  • At a minimum, campers should meet the same immunization requirements as school-aged children as indicated in Public Health Law (PHL) Article 21, Title 6, Section 2164. Refer to New York State Immunization Requirements for School Entrance/Attendance, available at:
  • In New York State, PHL Article 21, Title 6, Section 2167 also requires the notification of campers and parents about recommendations for and the availability of meningococcal vaccine for all campers attending overnight camps for a period of 7 or more consecutive nights.


  • Recommended immunizations, for all summer camp employees, including international staff, are based on the current recommendations of the ACIP. For further details consult ACIP publications accessible at: and the Centers for Disease Control (CDC), found at:
  • Immunizations that are routinely recommended, at a minimum, (if not already administered, a history of disease does not exist, or serology has not proven immunity) include:
    • 2 measles, mumps, and rubella (MMR) vaccine doses
    • 1 tetanus, diphtheria, and acellular pertussis (Tdap) vaccine booster dose within the last 10 years,
    • 2 varicella vaccine doses.
  • Immunizations that are recommended for employees that have special requirements include:
    • Hepatitis B vaccine for employees with reasonably anticipated risk for exposure to blood or body fluids (e.g. health care workers, lifeguards)
    • Meningococcal vaccine for teens 11 – 18 years of age and for first year college students who live in dormitories.
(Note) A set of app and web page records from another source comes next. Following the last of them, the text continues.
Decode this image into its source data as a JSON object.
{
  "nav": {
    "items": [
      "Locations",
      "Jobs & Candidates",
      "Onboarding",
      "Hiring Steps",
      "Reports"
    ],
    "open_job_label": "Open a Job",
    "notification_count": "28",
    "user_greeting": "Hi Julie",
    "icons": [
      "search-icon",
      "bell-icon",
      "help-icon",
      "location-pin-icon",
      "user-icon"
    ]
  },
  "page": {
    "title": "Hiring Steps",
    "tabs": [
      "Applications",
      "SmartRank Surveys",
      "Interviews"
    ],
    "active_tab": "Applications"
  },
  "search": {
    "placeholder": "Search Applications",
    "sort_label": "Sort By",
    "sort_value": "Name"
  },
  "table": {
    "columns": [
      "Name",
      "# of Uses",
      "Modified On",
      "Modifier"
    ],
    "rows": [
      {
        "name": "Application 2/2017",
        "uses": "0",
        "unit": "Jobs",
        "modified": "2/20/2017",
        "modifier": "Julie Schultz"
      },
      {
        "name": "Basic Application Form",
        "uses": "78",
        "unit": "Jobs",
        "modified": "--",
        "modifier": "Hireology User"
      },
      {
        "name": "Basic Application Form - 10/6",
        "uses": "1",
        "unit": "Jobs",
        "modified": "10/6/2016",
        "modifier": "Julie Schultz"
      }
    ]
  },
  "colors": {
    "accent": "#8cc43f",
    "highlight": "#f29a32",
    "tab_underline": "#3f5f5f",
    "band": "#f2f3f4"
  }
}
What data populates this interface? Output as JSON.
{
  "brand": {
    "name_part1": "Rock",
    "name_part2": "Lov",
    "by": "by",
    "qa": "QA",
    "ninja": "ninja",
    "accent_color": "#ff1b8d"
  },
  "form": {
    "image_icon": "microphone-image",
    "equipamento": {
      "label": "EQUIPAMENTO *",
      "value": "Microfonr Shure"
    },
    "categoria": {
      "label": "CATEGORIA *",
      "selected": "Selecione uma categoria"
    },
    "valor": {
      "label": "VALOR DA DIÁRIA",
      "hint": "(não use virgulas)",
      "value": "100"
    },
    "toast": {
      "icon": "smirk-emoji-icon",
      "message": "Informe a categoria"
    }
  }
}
  • Most vaccine-preventable diseases are reportable by law, and often even one case is considered an outbreak.
  • The camp health director or other healthcare provider should discuss with staff the symptoms of vaccine-preventable diseases. Patients with VPD are infectious before they feel sick, so disease can be spread rapidly in camp settings. The need to report the first sign of illness to the director should be stressed.
  • If one of these diseases is suspected in even one camper or camp employee, your local health department (LHD) should be notified immediately. Delays in reporting have led to large outbreaks at camps.
  • If you or your health director are considering the diagnosis of a vaccine-preventable disease and are ordering testing, then you should report the case to the LHD at that time and isolate the ill individual.
  • By notifying the LHD, as required, the LHD can facilitate obtaining rapid test results and institution of control measures, if indicated.
  • Camp operators must also report to the permit-issuing official.
  • Medical providers should refer to New York State Department of Health Communicable Disease Reporting Requirements for reporting instructions, available at:


Thank you for your efforts to keep camps free of vaccine-preventable disease.


Elizabeth Rausch-Phung, M.D., M.P.H.
Director, Bureau of Immunization
New York State Department of Health